Finally, I edited the part of my mental script that kept repeating that I couldn’t do it. Every time that thought popped into my head, I gave myself a pep talk, telling myself “I CAN do it. It IS possible to clear this list. I AM going to complete every single project by deadline.”
The end result? I completed all but one of the projects by my deadline, and that last project just took a few hours to wrap up the next day. This is huge, because I had been trying to accomplish this goal of “To-Do List Zero” for at least three years, and had failed over and over again. By shifting how I spoke to myself, I accomplished what for me had been an “impossible” goal.
Maybe just as important was the way I felt all week. Instead of dragging through the week feeling defeated and drained, anticipating falling short of my goal, I felt energized and super-charged. The obstacles that cropped up fired me up even more – computer glitches and project delays could try and stop me, but they would not succeed! I felt like an Olympic athlete going for the gold!
Again, it’s only one experiment, but it made me think that maybe all the success gurus and super-achievers who talk about the power of positive thinking are onto something…
I’ll definitely be trying it again, and I challenge you to give some of these techniques a try the next time your inner critic starts acting up.
These are some of my favorite tricks to deal with the internal Dream-Crushers, but I’d love to learn from you too – what strategies have you tried and found effective? Please share your tips in the comments below!
And stay tuned for Part 3 in this series, “Believing in Yourself and Your Dream When No One Else Does: Building Your Confidence”.
4 thoughts on “Believing in Yourself and Your Dream When No One Else Does: Part 2 – Combatting Negative Self-Talk”

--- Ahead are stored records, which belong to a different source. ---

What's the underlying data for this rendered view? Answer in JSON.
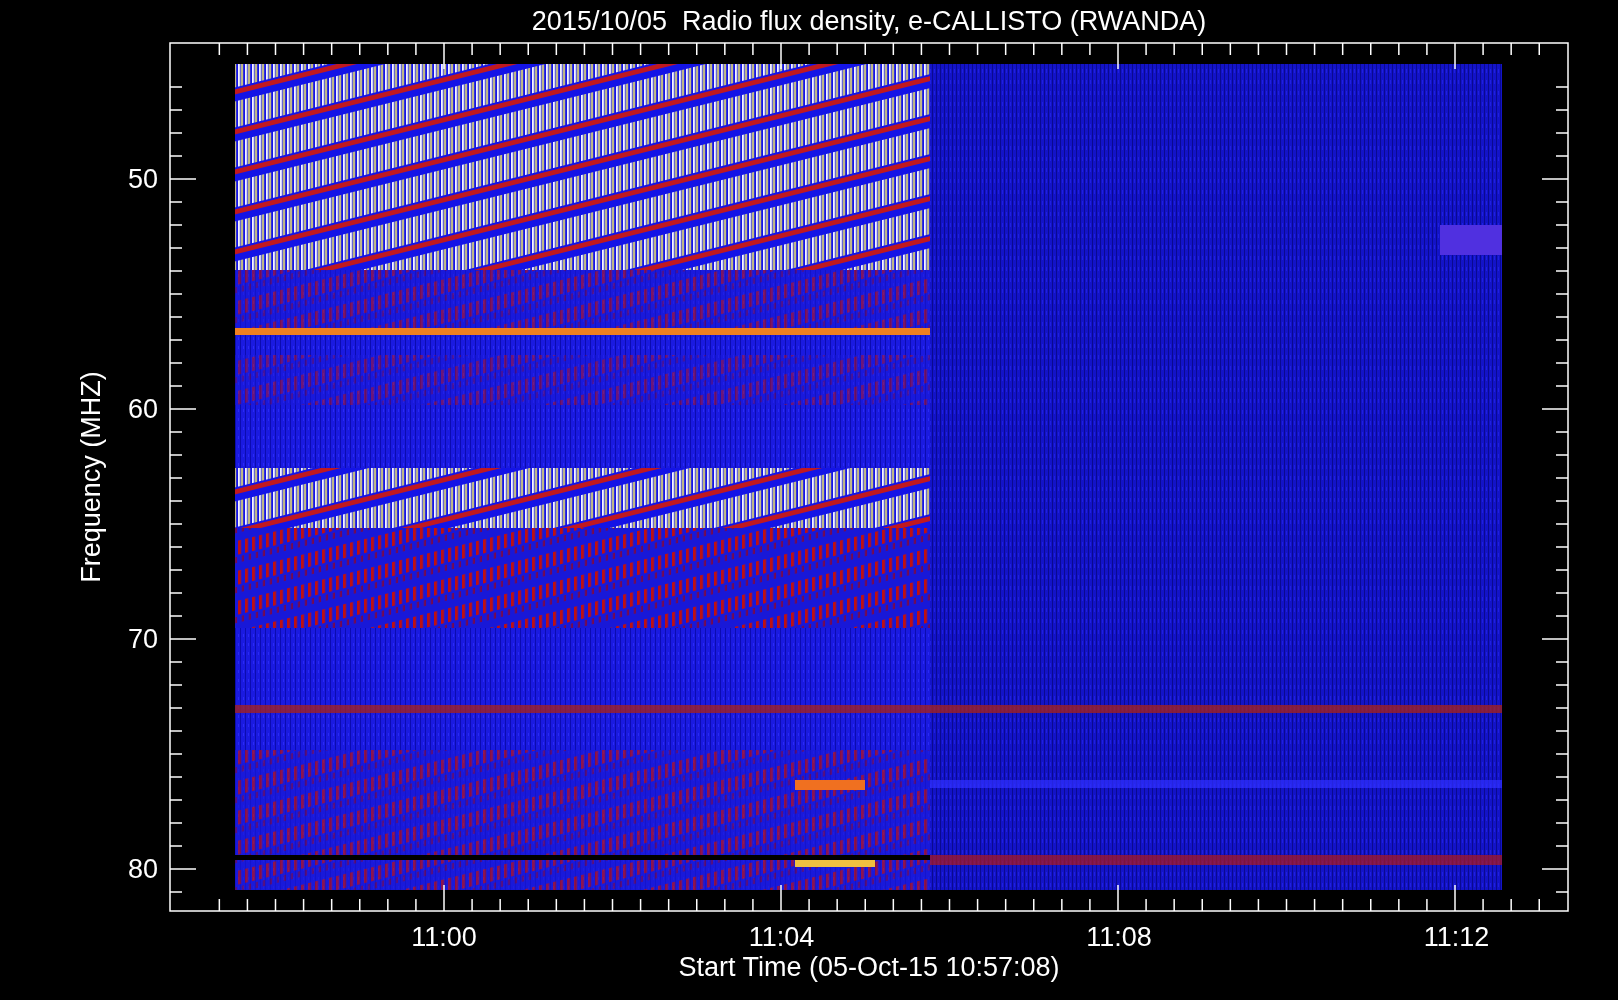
{
  "plot": {
    "title": "2015/10/05  Radio flux density, e-CALLISTO (RWANDA)",
    "y_axis": {
      "label": "Frequency (MHZ)",
      "ticks": [
        "50",
        "60",
        "70",
        "80"
      ]
    },
    "x_axis": {
      "label": "Start Time (05-Oct-15 10:57:08)",
      "ticks": [
        "11:00",
        "11:04",
        "11:08",
        "11:12"
      ]
    }
  }
}
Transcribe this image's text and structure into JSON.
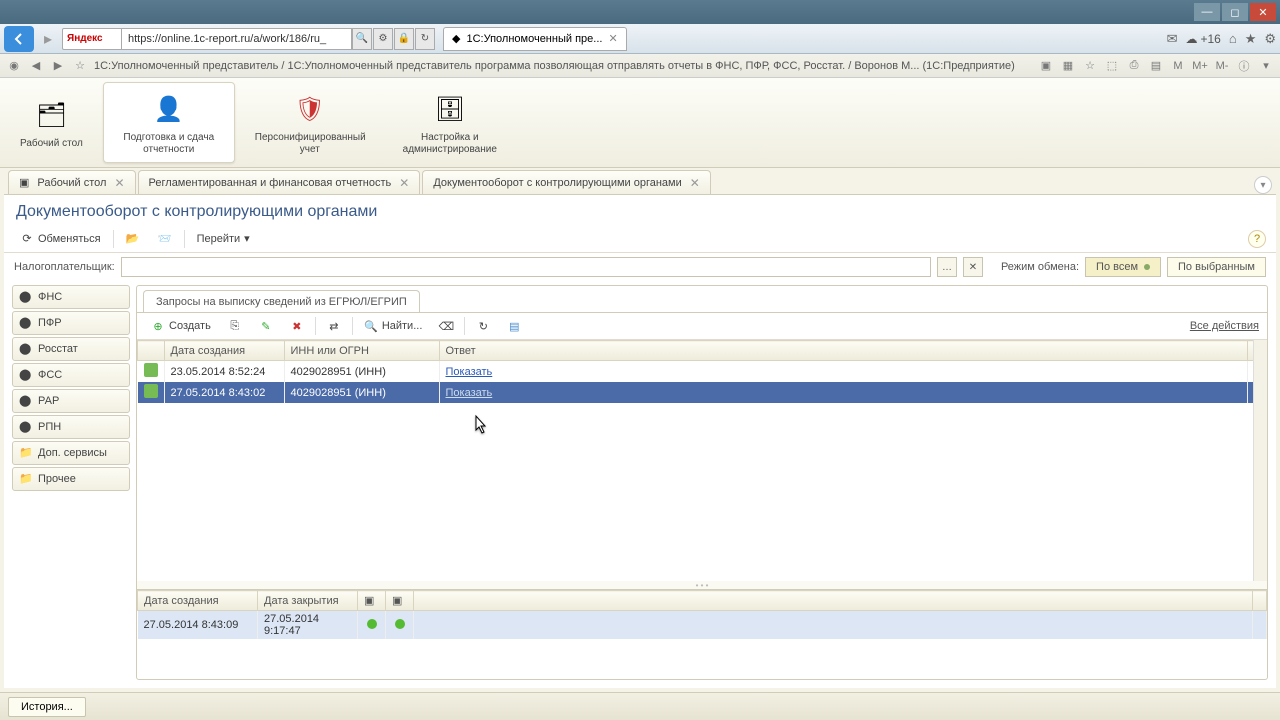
{
  "browser": {
    "url": "https://online.1c-report.ru/a/work/186/ru_",
    "tab_title": "1С:Уполномоченный пре...",
    "search_engine": "Яндекс",
    "weather": "+16",
    "page_long_title": "1С:Уполномоченный представитель / 1С:Уполномоченный представитель программа позволяющая отправлять отчеты в ФНС, ПФР, ФСС, Росстат. / Воронов М... (1С:Предприятие)"
  },
  "ribbon": [
    {
      "label": "Рабочий\nстол"
    },
    {
      "label": "Подготовка и\nсдача отчетности"
    },
    {
      "label": "Персонифицированный\nучет"
    },
    {
      "label": "Настройка и\nадминистрирование"
    }
  ],
  "app_tabs": [
    {
      "label": "Рабочий стол"
    },
    {
      "label": "Регламентированная и финансовая отчетность"
    },
    {
      "label": "Документооборот с контролирующими органами"
    }
  ],
  "page": {
    "title": "Документооборот с контролирующими органами",
    "toolbar": {
      "exchange": "Обменяться",
      "goto": "Перейти"
    },
    "filter_label": "Налогоплательщик:",
    "mode_label": "Режим обмена:",
    "mode_all": "По всем",
    "mode_selected": "По выбранным"
  },
  "sidebar": [
    "ФНС",
    "ПФР",
    "Росстат",
    "ФСС",
    "РАР",
    "РПН",
    "Доп. сервисы",
    "Прочее"
  ],
  "sub_tab": "Запросы на выписку сведений из ЕГРЮЛ/ЕГРИП",
  "grid_toolbar": {
    "create": "Создать",
    "find": "Найти...",
    "all_actions": "Все действия"
  },
  "grid": {
    "columns": [
      "",
      "Дата создания",
      "ИНН или ОГРН",
      "Ответ"
    ],
    "rows": [
      {
        "date": "23.05.2014 8:52:24",
        "inn": "4029028951 (ИНН)",
        "answer": "Показать",
        "selected": false
      },
      {
        "date": "27.05.2014 8:43:02",
        "inn": "4029028951 (ИНН)",
        "answer": "Показать",
        "selected": true
      }
    ]
  },
  "bottom_grid": {
    "columns": [
      "Дата создания",
      "Дата закрытия",
      "",
      ""
    ],
    "row": {
      "created": "27.05.2014 8:43:09",
      "closed": "27.05.2014 9:17:47"
    }
  },
  "statusbar": {
    "history": "История..."
  }
}
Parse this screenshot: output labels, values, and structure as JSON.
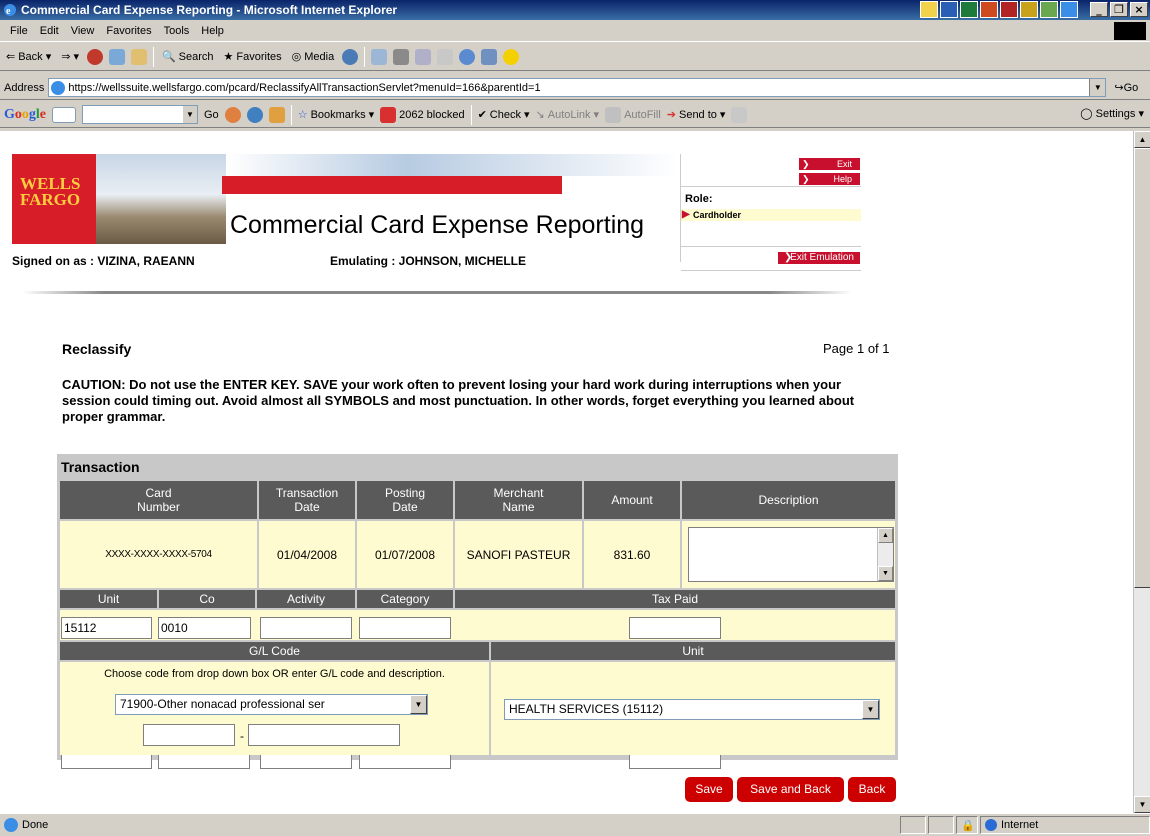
{
  "window": {
    "title": "Commercial Card Expense Reporting - Microsoft Internet Explorer",
    "controls": {
      "minimize": "_",
      "restore": "&#x25A1;",
      "close": "x"
    }
  },
  "menu": [
    "File",
    "Edit",
    "View",
    "Favorites",
    "Tools",
    "Help"
  ],
  "toolbar": {
    "back": "Back",
    "search": "Search",
    "favorites": "Favorites",
    "media": "Media"
  },
  "address": {
    "label": "Address",
    "url": "https://wellssuite.wellsfargo.com/pcard/ReclassifyAllTransactionServlet?menuId=166&parentId=1",
    "go": "Go"
  },
  "google": {
    "logo": [
      "G",
      "o",
      "o",
      "g",
      "l",
      "e"
    ],
    "go": "Go",
    "bookmarks": "Bookmarks",
    "blocked": "2062 blocked",
    "check": "Check",
    "autolink": "AutoLink",
    "autofill": "AutoFill",
    "sendto": "Send to",
    "settings": "Settings"
  },
  "header": {
    "logo_line1": "WELLS",
    "logo_line2": "FARGO",
    "app_title": "Commercial Card Expense Reporting",
    "signed_on": "Signed on as : VIZINA, RAEANN",
    "emulating": "Emulating : JOHNSON, MICHELLE",
    "exit": "Exit",
    "help": "Help",
    "role_label": "Role:",
    "role_value": "Cardholder",
    "exit_emulation": "Exit Emulation"
  },
  "page": {
    "title": "Reclassify",
    "page_info": "Page 1 of 1",
    "caution": "CAUTION: Do not use the ENTER KEY. SAVE your work often to prevent losing your hard work during interruptions when your session could timing out.  Avoid almost all SYMBOLS and most punctuation. In other words, forget everything you learned about proper grammar."
  },
  "transaction": {
    "section_title": "Transaction",
    "headers": {
      "card_number": "Card\nNumber",
      "transaction_date": "Transaction\nDate",
      "posting_date": "Posting\nDate",
      "merchant_name": "Merchant\nName",
      "amount": "Amount",
      "description": "Description"
    },
    "row": {
      "card_number": "XXXX-XXXX-XXXX-5704",
      "transaction_date": "01/04/2008",
      "posting_date": "01/07/2008",
      "merchant_name": "SANOFI PASTEUR",
      "amount": "831.60",
      "description": ""
    },
    "headers2": {
      "unit": "Unit",
      "co": "Co",
      "activity": "Activity",
      "category": "Category",
      "tax_paid": "Tax Paid"
    },
    "values2": {
      "unit": "15112",
      "co": "0010",
      "activity": "",
      "category": "",
      "tax_paid": ""
    },
    "gl_header": "G/L Code",
    "unit_header": "Unit",
    "gl_instruction": "Choose code from drop down box OR enter G/L code and description.",
    "gl_selected": "71900-Other nonacad professional ser",
    "gl_code": "",
    "gl_separator": "-",
    "gl_description": "",
    "unit_selected": "HEALTH SERVICES (15112)"
  },
  "actions": {
    "save": "Save",
    "save_and_back": "Save and Back",
    "back": "Back"
  },
  "status": {
    "text": "Done",
    "zone": "Internet"
  }
}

I loved this blog post! Very motivational. My favorite strategies were #1 and #3. And since I read your article (a few days ago) I’ve been implementing these and it works wonder!
Another thing that works for me is being aware of the emotions certain thoughts make me feel. If they make me feel anxious, sad, or angry, then I’m probably having limiting thoughts. I also often ask myself this question: Is this thought limiting me? And if the answer is yes, I just let it go.
Of course it is easier said than done, and it takes some practice to monitor our thoughts.
In fact we can’t really monitor each of them, it would be exhausting! But we can identify the repetitive ones, the dream-crushers, and replace them with encouraging ones.
Thank you Susan again for sharing your wisdom! <3
Thanks Jessica! So glad these strategies are working for you! I agree totally that our emotions can tip us off to an underlying negative thought pattern – so frequently they are a result of a story we’re telling ourselves, and if we change the story, we change how we feel. And it isn’t possible to eradicate every single negative thought – they’re like weeds! but the more of them we can weed out, the better the soil for our dreams to grow 🙂
I love this, Susan: ” I sat her [Whiney Wilma] in a mental corner with a glass of wine and a good book, and got back to work.”
What might I do, or do differently? With the bully, I’d probably shower it with love a listen to what is underneath its bullying.
Yay for you for all that you accomplished, and even more for the way you accomplished it and how you affected your mindset. You are excellence!
It’s crazy (yet believable) that 80% of our thoughts are negative. I like all your strategies to combat this.
I’m aware of the negativity in my mind but I also “try” to make a habit of telling myself that I can accomplish anything I set my mind to.
I think if we all utilized these techniques and were gentler with ourselves, outside negativity would not affect us nearly as much! Thanks for the great post!